Seemingly lost in a thicket of violence and alcoholism, Grandpa Jack decided to make his way out of the darkness and into a life absent of conflict and booze. When and where this decision was made is unclear. But what we do know, and what is most important, is that Jack made a clear and conscious choice—to no longer remain the person that he was, and to reinvent himself in order to be the person he wanted to be. He gave up alcohol, recommitted himself to his wife, Beverley, and remained faithful to her throughout the rest of their marriage. He built on his failures as a father to remake himself as a grandfather. While his life was certainly still wrought with challenges, he had seemingly shed the skin of his former self and re-emerged as a person that everyone came to admire and adore.
As I look back on my life, I cannot imagine what it would have been like without Grandpa Jack. I will never forget his constant aphorisms about doing your best, studying hard, being a good friend and, more importantly, a good person. Two of the greatest gifts he gave to me came not through direct advice, but were imparted to me when I meditated on his life after he had passed away. What I found was ultimately one of the greatest lessons he has ever given me.
First, through his failures as a father, I am convinced he, in some way, molded my father into the man he is. Jack inadvertently gave my dad a clear outline of how not to be a father. Building on his father’s mistakes, my dad became a wonderful parent. My parents created a family that was free of violence and filled with love, kindness, and encouragement. I am endlessly grateful for the childhood they provided my siblings and me. Second, Jack’s life is a clear demonstration that it is never too late. The human spirit is capable of great elasticity—it bends, but rarely does it break. Not only are we incredibly resilient, but we have the power, sometimes through sheer force of will, to rise up and remake ourselves into the person we want to be.

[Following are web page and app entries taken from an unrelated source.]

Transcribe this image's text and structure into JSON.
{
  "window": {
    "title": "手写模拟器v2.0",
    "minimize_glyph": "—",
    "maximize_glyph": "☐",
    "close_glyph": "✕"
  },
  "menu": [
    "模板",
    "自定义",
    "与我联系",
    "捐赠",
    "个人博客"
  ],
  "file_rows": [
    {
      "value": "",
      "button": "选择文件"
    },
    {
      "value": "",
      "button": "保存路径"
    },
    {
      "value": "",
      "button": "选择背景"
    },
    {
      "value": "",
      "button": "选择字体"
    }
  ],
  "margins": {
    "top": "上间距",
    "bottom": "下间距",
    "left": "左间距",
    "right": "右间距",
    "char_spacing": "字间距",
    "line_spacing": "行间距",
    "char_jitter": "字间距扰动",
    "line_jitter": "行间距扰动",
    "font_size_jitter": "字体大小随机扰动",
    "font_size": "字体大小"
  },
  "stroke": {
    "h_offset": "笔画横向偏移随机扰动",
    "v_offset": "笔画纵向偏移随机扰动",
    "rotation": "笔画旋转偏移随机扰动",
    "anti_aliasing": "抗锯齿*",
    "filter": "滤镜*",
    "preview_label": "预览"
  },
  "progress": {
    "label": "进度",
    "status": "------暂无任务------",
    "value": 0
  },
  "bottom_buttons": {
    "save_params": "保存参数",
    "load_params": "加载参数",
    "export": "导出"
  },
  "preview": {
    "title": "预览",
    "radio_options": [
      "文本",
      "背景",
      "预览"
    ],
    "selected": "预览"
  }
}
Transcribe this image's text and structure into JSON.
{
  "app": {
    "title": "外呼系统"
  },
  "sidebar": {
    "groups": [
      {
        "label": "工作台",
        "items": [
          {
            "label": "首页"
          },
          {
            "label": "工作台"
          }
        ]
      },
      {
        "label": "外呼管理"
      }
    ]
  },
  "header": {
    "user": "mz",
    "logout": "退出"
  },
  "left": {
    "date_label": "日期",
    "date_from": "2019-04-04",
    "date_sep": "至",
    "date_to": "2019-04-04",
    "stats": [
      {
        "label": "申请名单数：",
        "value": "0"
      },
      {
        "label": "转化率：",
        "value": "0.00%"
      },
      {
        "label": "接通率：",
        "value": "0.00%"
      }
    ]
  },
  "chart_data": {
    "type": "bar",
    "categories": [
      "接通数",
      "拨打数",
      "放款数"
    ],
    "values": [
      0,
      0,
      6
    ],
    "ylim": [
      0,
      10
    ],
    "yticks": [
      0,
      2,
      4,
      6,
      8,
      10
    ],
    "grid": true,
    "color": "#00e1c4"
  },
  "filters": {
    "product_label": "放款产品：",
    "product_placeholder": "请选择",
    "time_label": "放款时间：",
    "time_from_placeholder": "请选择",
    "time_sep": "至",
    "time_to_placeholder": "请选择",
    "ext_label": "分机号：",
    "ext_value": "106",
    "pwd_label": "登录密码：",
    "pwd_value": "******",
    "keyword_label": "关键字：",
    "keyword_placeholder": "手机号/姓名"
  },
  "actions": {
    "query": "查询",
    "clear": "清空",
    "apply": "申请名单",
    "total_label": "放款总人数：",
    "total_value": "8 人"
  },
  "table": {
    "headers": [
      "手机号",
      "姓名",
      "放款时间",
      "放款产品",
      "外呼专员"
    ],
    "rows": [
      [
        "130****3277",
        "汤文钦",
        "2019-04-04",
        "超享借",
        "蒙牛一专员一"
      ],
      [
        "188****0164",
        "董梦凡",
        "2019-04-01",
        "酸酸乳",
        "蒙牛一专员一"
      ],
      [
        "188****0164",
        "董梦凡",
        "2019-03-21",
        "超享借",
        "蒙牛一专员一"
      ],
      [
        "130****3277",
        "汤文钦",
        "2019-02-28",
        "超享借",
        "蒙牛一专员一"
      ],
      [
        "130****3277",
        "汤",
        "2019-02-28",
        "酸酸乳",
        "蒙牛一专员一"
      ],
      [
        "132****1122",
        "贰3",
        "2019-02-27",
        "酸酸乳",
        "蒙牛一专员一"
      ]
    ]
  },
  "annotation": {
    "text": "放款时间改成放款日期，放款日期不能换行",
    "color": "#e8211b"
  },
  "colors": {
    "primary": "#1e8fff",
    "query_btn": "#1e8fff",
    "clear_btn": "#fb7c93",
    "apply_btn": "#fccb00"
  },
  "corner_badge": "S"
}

Jack demonstrated that the point of no return does not exist. At the lowest place in his life, he made the decision to change himself, and through grit and determination, he became a new man. I am confident it was not easy. But I am sure he would be happy to know that he is remembered as a kind and gentle soul, who gave wonderful advice and encouragement, and accepted everyone. We miss him terribly.